• [Required action] Exactly one number should make up the answer: how many lines of the listing contain the string "title".

*** Data to process Section Begins ***

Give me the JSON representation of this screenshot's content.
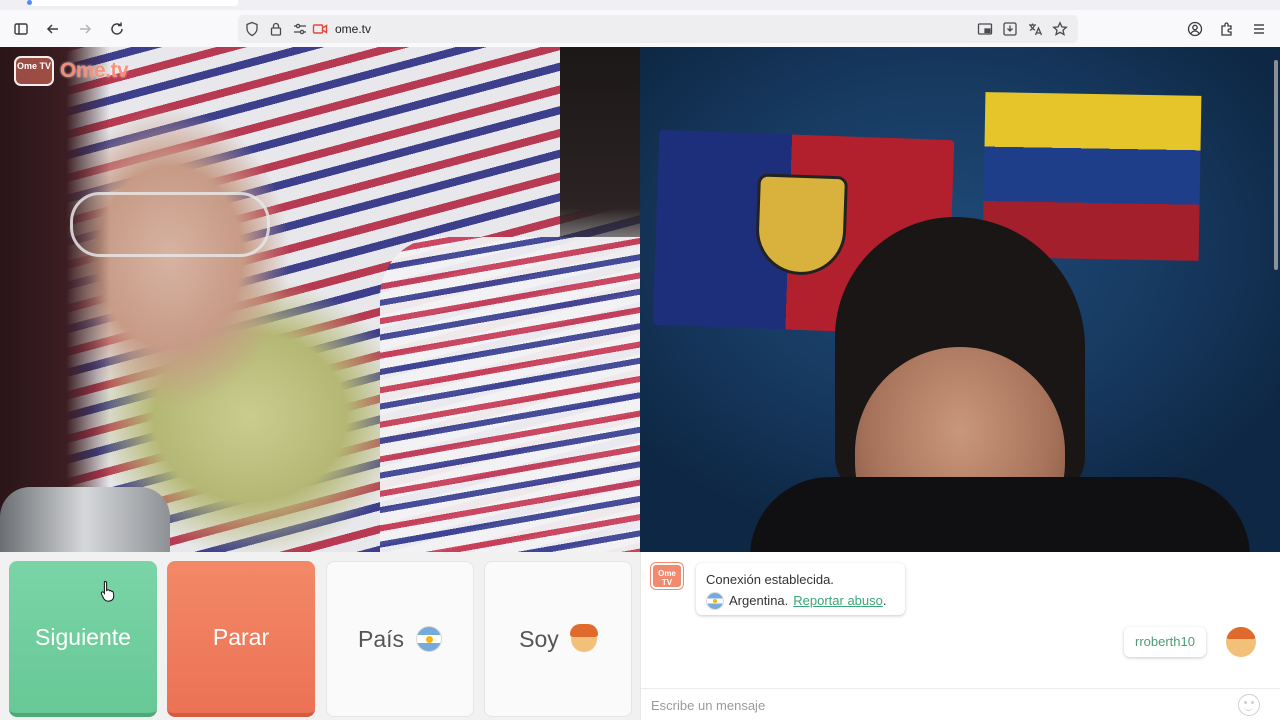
{
  "browser": {
    "url": "ome.tv"
  },
  "logo": {
    "badge_text": "Ome TV",
    "wordmark": "Ome.tv"
  },
  "controls": {
    "next_label": "Siguiente",
    "stop_label": "Parar",
    "country_label": "País",
    "gender_label": "Soy",
    "country_flag": "argentina-flag-icon",
    "gender_icon": "boy-avatar-icon"
  },
  "chat": {
    "system_message": {
      "line1": "Conexión establecida.",
      "country": "Argentina.",
      "report_link": "Reportar abuso",
      "report_suffix": "."
    },
    "user_message": "rroberth10",
    "input_placeholder": "Escribe un mensaje"
  },
  "colors": {
    "next_button": "#6ccb9a",
    "stop_button": "#ef7b5c",
    "link": "#3aa876"
  }
}
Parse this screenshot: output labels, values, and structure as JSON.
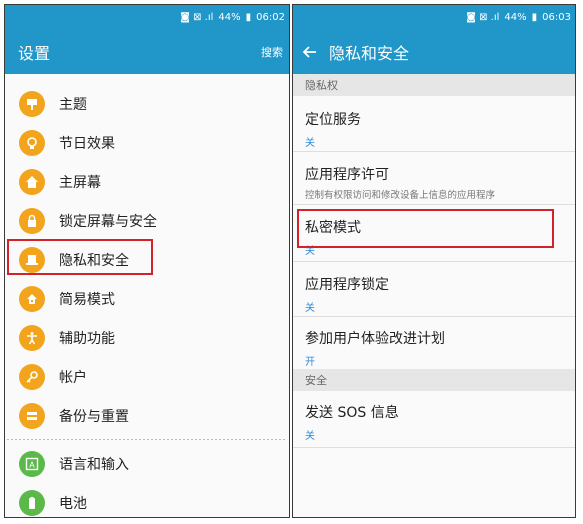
{
  "left": {
    "status": {
      "left_icons": "◙ ⊠ .ıl",
      "battery": "44%",
      "time": "06:02"
    },
    "appbar": {
      "title": "设置",
      "search": "搜索"
    },
    "items": [
      {
        "label": "主题",
        "icon": "theme-icon"
      },
      {
        "label": "节日效果",
        "icon": "lightbulb-icon"
      },
      {
        "label": "主屏幕",
        "icon": "home-icon"
      },
      {
        "label": "锁定屏幕与安全",
        "icon": "lock-icon"
      },
      {
        "label": "隐私和安全",
        "icon": "privacy-icon"
      },
      {
        "label": "简易模式",
        "icon": "easy-mode-icon"
      },
      {
        "label": "辅助功能",
        "icon": "accessibility-icon"
      },
      {
        "label": "帐户",
        "icon": "key-icon"
      },
      {
        "label": "备份与重置",
        "icon": "backup-icon"
      },
      {
        "label": "语言和输入",
        "icon": "language-icon"
      },
      {
        "label": "电池",
        "icon": "battery-icon"
      }
    ],
    "accent": "#2196c8",
    "icon_color": "#f2a51c",
    "icon_color_green": "#5ab949",
    "highlight_color": "#d4222b"
  },
  "right": {
    "status": {
      "left_icons": "◙ ⊠ .ıl",
      "battery": "44%",
      "time": "06:03"
    },
    "appbar": {
      "title": "隐私和安全"
    },
    "section_privacy": "隐私权",
    "rows": [
      {
        "title": "定位服务",
        "sub": "关"
      },
      {
        "title": "应用程序许可",
        "sub": "控制有权限访问和修改设备上信息的应用程序"
      },
      {
        "title": "私密模式",
        "sub": "关"
      },
      {
        "title": "应用程序锁定",
        "sub": "关"
      },
      {
        "title": "参加用户体验改进计划",
        "sub": "开"
      }
    ],
    "section_security": "安全",
    "sos": {
      "title": "发送 SOS 信息",
      "sub": "关"
    }
  }
}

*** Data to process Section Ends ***

• [Response to the exercise] 8